Wednesday, March 2, 2011

Death Of PC Gaming Exaggerated - "I was never really that ill" It Is Quoted As Saying

The PC Gaming Alliance today released a report showing that in year-on-year growth (2009 - 2010) the PC market took in $16.2 billion, an increase of 20%.

Unsurprisingly, more than 25% of that revenue came from China alone, with the rise of F2P titles and the popularity of browser games contributing considerably towards this. Not to be left out, $7.3bn came from the combined sales of the UK, US, Germany, Japan and South Korea.

Apparently, all those naysayers who insisted that the PC was dead as a gaming platform were completely and utterly wrong. Who would have thought it?

The report also shows that Steam currently leads the way in digital distribution, with an estimated 70% of the digital PC distribution market, but with competitors such as Impulse and Direct2Drive hot on their heels and predicted to increase their market share over the next few years.

It seems that publishers are beginning to wise up to the fact that they can get a bigger slice of the pie by bypassing traditional bricks-and-mortar stores and just selling directly to the public digitally, eliminating a good portion of their costs, as well as the cut that the retailers take, in the process.

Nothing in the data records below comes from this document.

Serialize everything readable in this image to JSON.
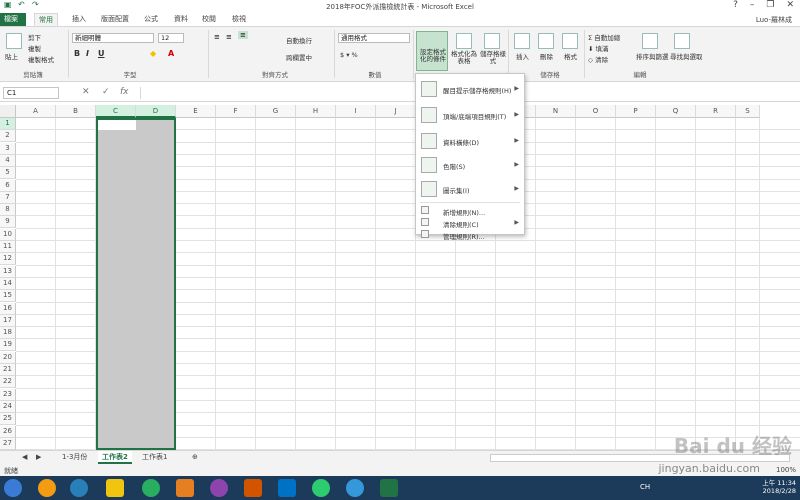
{
  "window": {
    "title": "2018年FOC外派擔檢統計表 - Microsoft Excel",
    "user": "Luo-羅林成"
  },
  "tabs": [
    "檔案",
    "常用",
    "插入",
    "版面配置",
    "公式",
    "資料",
    "校閱",
    "檢視"
  ],
  "ribbon": {
    "clipboard": {
      "cut": "剪下",
      "copy": "複製",
      "format_painter": "複製格式",
      "paste": "貼上",
      "label": "剪貼簿"
    },
    "font": {
      "name": "新細明體",
      "size": "12",
      "label": "字型"
    },
    "alignment": {
      "wrap": "自動換行",
      "merge": "跨欄置中",
      "label": "對齊方式"
    },
    "number": {
      "format": "通用格式",
      "label": "數值"
    },
    "styles": {
      "conditional": "設定格式化的條件",
      "table": "格式化為表格",
      "cell": "儲存格樣式"
    },
    "cells": {
      "insert": "插入",
      "delete": "刪除",
      "format": "格式",
      "label": "儲存格"
    },
    "editing": {
      "autosum": "自動加總",
      "fill": "填滿",
      "clear": "清除",
      "sort": "排序與篩選",
      "find": "尋找與選取",
      "label": "編輯"
    }
  },
  "formula": {
    "namebox": "C1",
    "fx": "fx"
  },
  "columns": [
    "A",
    "B",
    "C",
    "D",
    "E",
    "F",
    "G",
    "H",
    "I",
    "J",
    "K",
    "L",
    "M",
    "N",
    "O",
    "P",
    "Q",
    "R",
    "S"
  ],
  "rows": [
    "1",
    "2",
    "3",
    "4",
    "5",
    "6",
    "7",
    "8",
    "9",
    "10",
    "11",
    "12",
    "13",
    "14",
    "15",
    "16",
    "17",
    "18",
    "19",
    "20",
    "21",
    "22",
    "23",
    "24",
    "25",
    "26",
    "27"
  ],
  "menu": {
    "items": [
      {
        "label": "醒目提示儲存格規則(H)",
        "submenu": true
      },
      {
        "label": "頂端/底端項目規則(T)",
        "submenu": true
      },
      {
        "label": "資料橫條(D)",
        "submenu": true
      },
      {
        "label": "色階(S)",
        "submenu": true
      },
      {
        "label": "圖示集(I)",
        "submenu": true
      }
    ],
    "small_items": [
      {
        "label": "新增規則(N)...",
        "submenu": false
      },
      {
        "label": "清除規則(C)",
        "submenu": true
      },
      {
        "label": "管理規則(R)...",
        "submenu": false
      }
    ]
  },
  "sheets": [
    "1-3月份",
    "工作表2",
    "工作表1"
  ],
  "active_sheet": "工作表2",
  "status": {
    "ready": "就緒",
    "zoom": "100%"
  },
  "tray": {
    "time": "上午 11:34",
    "date": "2018/2/28",
    "lang": "CH"
  },
  "watermark": {
    "brand": "Bai du 经验",
    "url": "jingyan.baidu.com"
  },
  "colors": {
    "accent": "#217346",
    "selection": "#c9c9c9",
    "taskbar": "#1c3b5a"
  }
}
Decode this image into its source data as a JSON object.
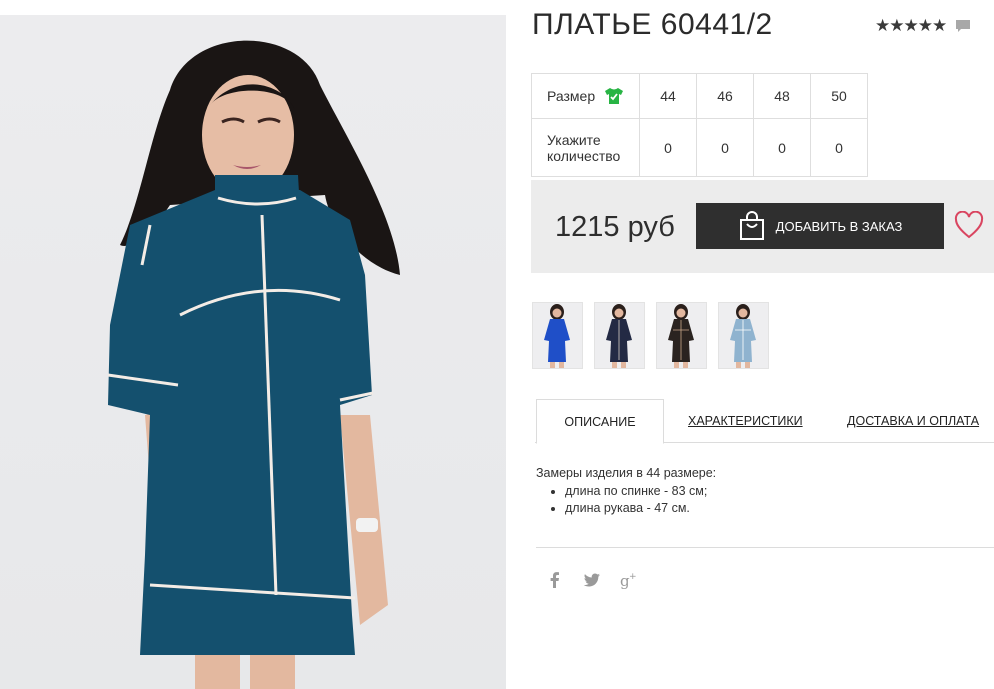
{
  "product": {
    "title": "ПЛАТЬЕ 60441/2",
    "rating_stars": "★★★★★",
    "price": "1215 руб",
    "add_to_order_label": "ДОБАВИТЬ В ЗАКАЗ"
  },
  "size_table": {
    "size_label": "Размер",
    "quantity_label": "Укажите количество",
    "sizes": [
      "44",
      "46",
      "48",
      "50"
    ],
    "quantities": [
      "0",
      "0",
      "0",
      "0"
    ]
  },
  "tabs": [
    {
      "label": "ОПИСАНИЕ",
      "active": true
    },
    {
      "label": "ХАРАКТЕРИСТИКИ",
      "active": false
    },
    {
      "label": "ДОСТАВКА И ОПЛАТА",
      "active": false
    }
  ],
  "description": {
    "intro": "Замеры изделия в 44 размере:",
    "items": [
      "длина по спинке - 83 см;",
      "длина рукава - 47 см."
    ]
  },
  "thumbnails": [
    {
      "icon": "dress-thumbnail-blue",
      "color": "#1f4fc8"
    },
    {
      "icon": "dress-thumbnail-navy",
      "color": "#232a44"
    },
    {
      "icon": "dress-thumbnail-black",
      "color": "#2a2320"
    },
    {
      "icon": "dress-thumbnail-light-blue",
      "color": "#8fb3cf"
    }
  ],
  "icons": {
    "comment": "comment-icon",
    "size_guide": "tshirt-icon",
    "bag": "shopping-bag-icon",
    "wishlist": "heart-icon",
    "social": [
      "facebook-icon",
      "twitter-icon",
      "google-plus-icon"
    ]
  },
  "colors": {
    "dress": "#14506e",
    "button": "#2f2f2f",
    "heart": "#d94560",
    "size_icon": "#28b444"
  }
}
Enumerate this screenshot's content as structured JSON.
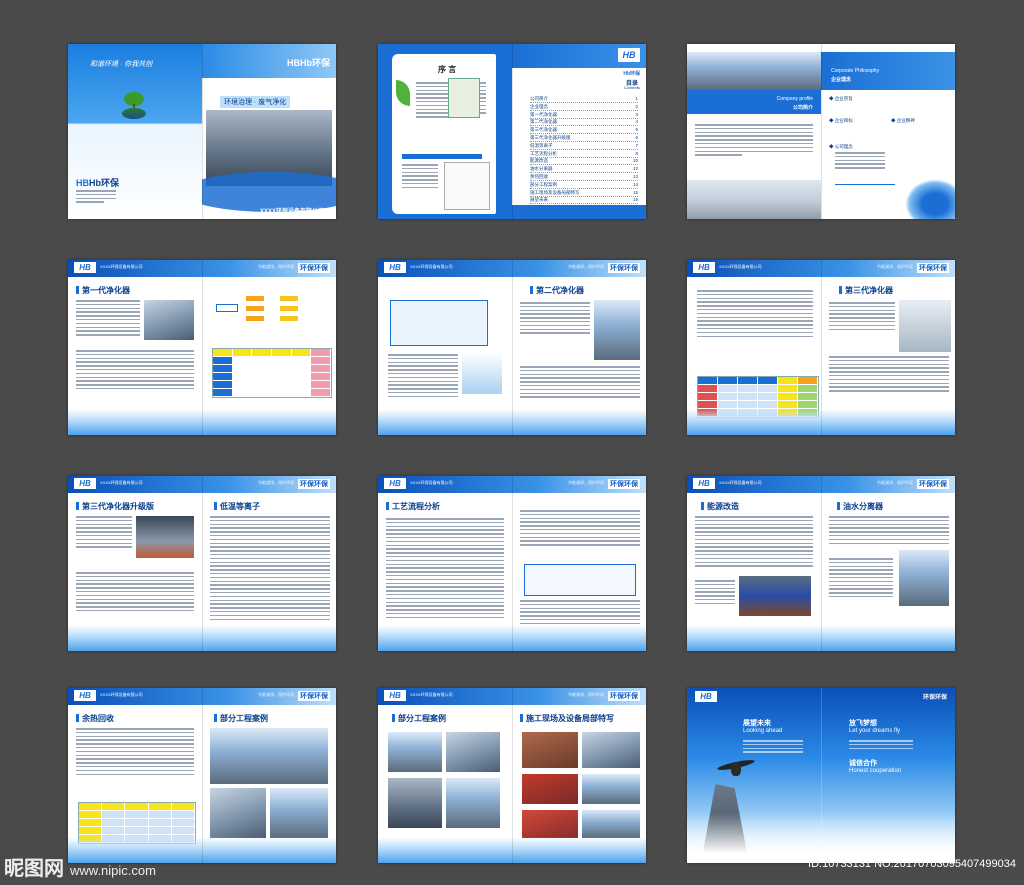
{
  "brand": {
    "logo": "HB",
    "name": "Hb环保",
    "brand_tag": "环保环保",
    "company_cn": "XXXX环保设备有限公司",
    "company_en": "XX XIANMAN SHEBEI CO.,LTD.",
    "header_strip": "XXXX环保设备有限公司",
    "header_tagline": "节能减排，保护环境"
  },
  "cover": {
    "slogan": "和谐环境 · 你我共创",
    "motto": "环境治理 · 废气净化"
  },
  "preface": {
    "title": "序 言"
  },
  "toc": {
    "title": "目录",
    "title_en": "Contents",
    "items": [
      {
        "label": "公司简介",
        "page": "1"
      },
      {
        "label": "企业理念",
        "page": "2"
      },
      {
        "label": "第一代净化器",
        "page": "3"
      },
      {
        "label": "第二代净化器",
        "page": "4"
      },
      {
        "label": "第三代净化器",
        "page": "5"
      },
      {
        "label": "第三代净化器升级版",
        "page": "6"
      },
      {
        "label": "低温等离子",
        "page": "7"
      },
      {
        "label": "工艺流程分析",
        "page": "8"
      },
      {
        "label": "能源改造",
        "page": "10"
      },
      {
        "label": "油水分离器",
        "page": "12"
      },
      {
        "label": "余热回收",
        "page": "13"
      },
      {
        "label": "部分工程案例",
        "page": "14"
      },
      {
        "label": "施工现场及设备局部特写",
        "page": "15"
      },
      {
        "label": "展望未来",
        "page": "19"
      }
    ]
  },
  "company": {
    "profile_en": "Company profile",
    "profile_cn": "公司简介",
    "philosophy_en": "Corporate Philosophy",
    "philosophy_cn": "企业理念",
    "items": [
      {
        "label": "企业宗旨"
      },
      {
        "label": "企业精神"
      },
      {
        "label": "企业目标"
      },
      {
        "label": "公司理念"
      }
    ]
  },
  "pages": {
    "gen1": "第一代净化器",
    "gen2": "第二代净化器",
    "gen3": "第三代净化器",
    "gen3_up": "第三代净化器升级版",
    "plasma": "低温等离子",
    "process": "工艺流程分析",
    "energy": "能源改造",
    "oil": "油水分离器",
    "heat": "余热回收",
    "cases": "部分工程案例",
    "site": "施工现场及设备局部特写"
  },
  "back": {
    "future_cn": "展望未来",
    "future_en": "Looking ahead",
    "dream_cn": "放飞梦想",
    "dream_en": "Let your dreams fly",
    "coop_cn": "诚信合作",
    "coop_en": "Honest cooperation"
  },
  "watermark": {
    "left": "昵图网",
    "url": "www.nipic.com",
    "right": "ID:10733131 NO:20170703095407499034"
  },
  "colors": {
    "accent": "#1b6fd4",
    "dark": "#0a3f8c",
    "background": "#4a4a4a"
  }
}
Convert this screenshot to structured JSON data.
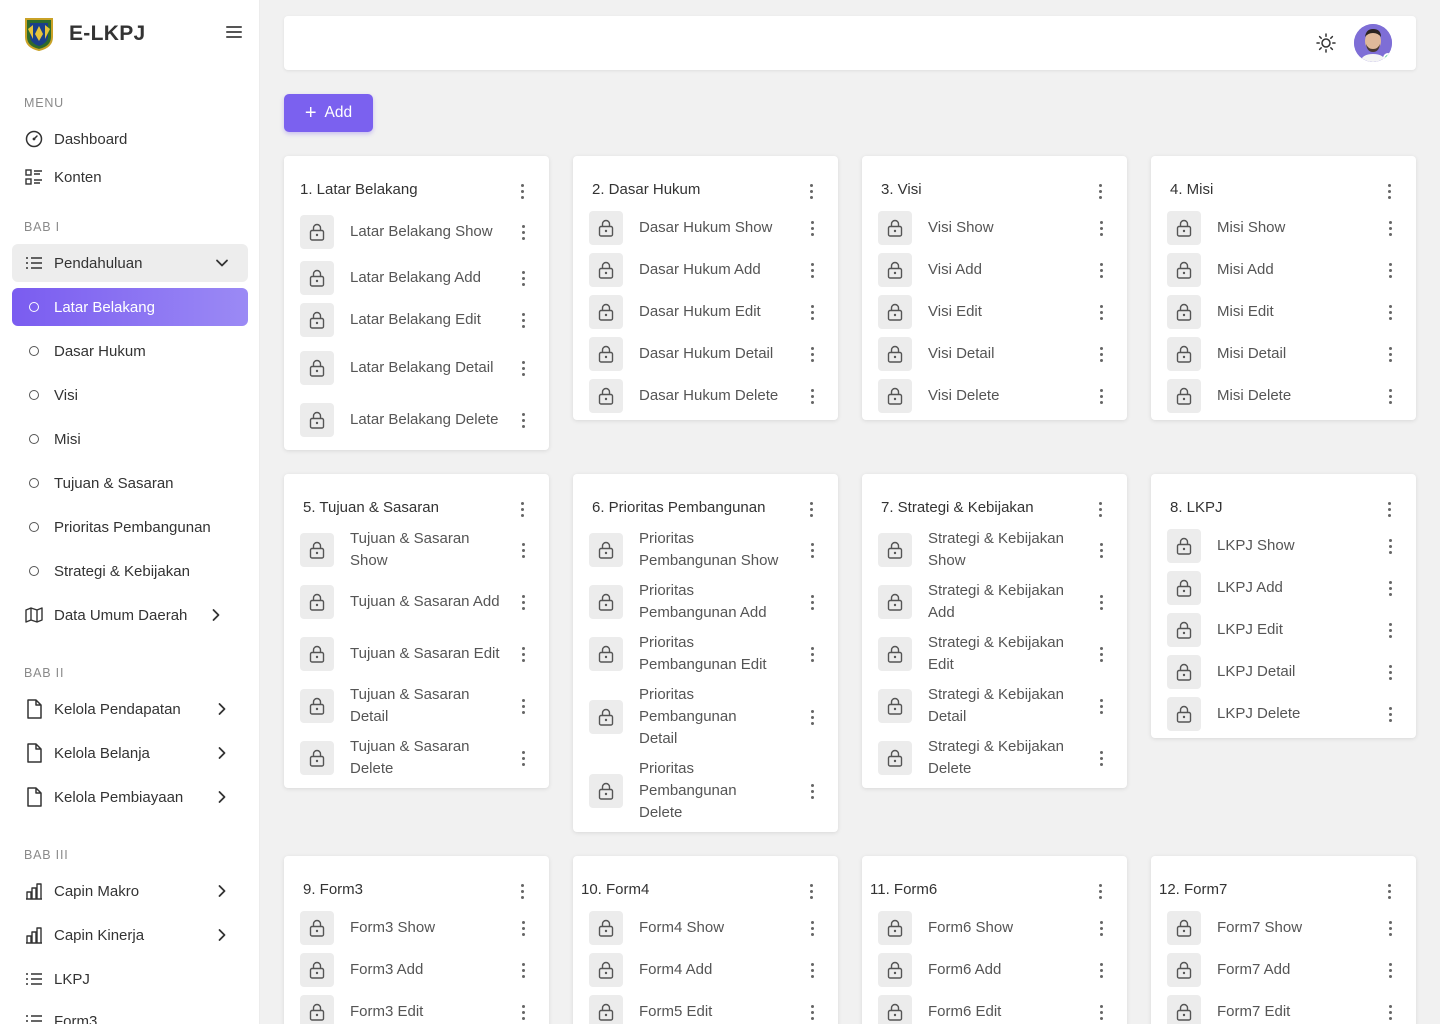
{
  "app": {
    "name": "E-LKPJ"
  },
  "sidebar": {
    "menu_label": "MENU",
    "bab1_label": "BAB I",
    "bab2_label": "BAB II",
    "bab3_label": "BAB III",
    "dashboard": "Dashboard",
    "konten": "Konten",
    "pendahuluan": "Pendahuluan",
    "latar_belakang": "Latar Belakang",
    "dasar_hukum": "Dasar Hukum",
    "visi": "Visi",
    "misi": "Misi",
    "tujuan": "Tujuan & Sasaran",
    "prioritas": "Prioritas Pembangunan",
    "strategi": "Strategi & Kebijakan",
    "data_umum": "Data Umum Daerah",
    "kelola_pendapatan": "Kelola Pendapatan",
    "kelola_belanja": "Kelola Belanja",
    "kelola_pembiayaan": "Kelola Pembiayaan",
    "capin_makro": "Capin Makro",
    "capin_kinerja": "Capin Kinerja",
    "lkpj": "LKPJ",
    "form3": "Form3"
  },
  "toolbar": {
    "add_label": "Add"
  },
  "cards": [
    {
      "title": "1. Latar Belakang",
      "items": [
        "Latar Belakang Show",
        "Latar Belakang Add",
        "Latar Belakang Edit",
        "Latar Belakang Detail",
        "Latar Belakang Delete"
      ]
    },
    {
      "title": "2. Dasar Hukum",
      "items": [
        "Dasar Hukum Show",
        "Dasar Hukum Add",
        "Dasar Hukum Edit",
        "Dasar Hukum Detail",
        "Dasar Hukum Delete"
      ]
    },
    {
      "title": "3. Visi",
      "items": [
        "Visi Show",
        "Visi Add",
        "Visi Edit",
        "Visi Detail",
        "Visi Delete"
      ]
    },
    {
      "title": "4. Misi",
      "items": [
        "Misi Show",
        "Misi Add",
        "Misi Edit",
        "Misi Detail",
        "Misi Delete"
      ]
    },
    {
      "title": "5. Tujuan & Sasaran",
      "items": [
        "Tujuan & Sasaran Show",
        "Tujuan & Sasaran Add",
        "Tujuan & Sasaran Edit",
        "Tujuan & Sasaran Detail",
        "Tujuan & Sasaran Delete"
      ]
    },
    {
      "title": "6. Prioritas Pembangunan",
      "items": [
        "Prioritas Pembangunan Show",
        "Prioritas Pembangunan Add",
        "Prioritas Pembangunan Edit",
        "Prioritas Pembangunan Detail",
        "Prioritas Pembangunan Delete"
      ]
    },
    {
      "title": "7. Strategi & Kebijakan",
      "items": [
        "Strategi & Kebijakan Show",
        "Strategi & Kebijakan Add",
        "Strategi & Kebijakan Edit",
        "Strategi & Kebijakan Detail",
        "Strategi & Kebijakan Delete"
      ]
    },
    {
      "title": "8. LKPJ",
      "items": [
        "LKPJ Show",
        "LKPJ Add",
        "LKPJ Edit",
        "LKPJ Detail",
        "LKPJ Delete"
      ]
    },
    {
      "title": "9. Form3",
      "items": [
        "Form3 Show",
        "Form3 Add",
        "Form3 Edit"
      ]
    },
    {
      "title": "10. Form4",
      "items": [
        "Form4 Show",
        "Form4 Add",
        "Form5 Edit"
      ]
    },
    {
      "title": "11. Form6",
      "items": [
        "Form6 Show",
        "Form6 Add",
        "Form6 Edit"
      ]
    },
    {
      "title": "12. Form7",
      "items": [
        "Form7 Show",
        "Form7 Add",
        "Form7 Edit"
      ]
    }
  ]
}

Steam are the clear leader in this segment right now, but I'd expect some heavy competition coming out from the smaller players (likely comprising of some heavy discounts as Valve are themselves wont to do, or perhaps timed exclusives whereby one of the smaller digital firms gets the rights to sell certain games for, say, a month, before they become available on Steam and everywhere else).

So the sky isn't falling, developers and publishers aren't leaving the PC in droves and the PC is continuing to keep pace with consoles. And speaking of consoles, their most recently-available sales figures (2009) indicate a total revenue of almost $19.7bn (this figure represents PS2, PS3, X-Box 360, Nintendo DS and Sony PSP figures, combined).

On the one hand you have the PC - by itself - at $16.2bn, and essentially every console on the market today, at $19.7bn. The PC is close to beating everyone else combined, and is greater than any single individual segment (even the 360, Microsoft's Holy Grail).

PC Gaming. RIP.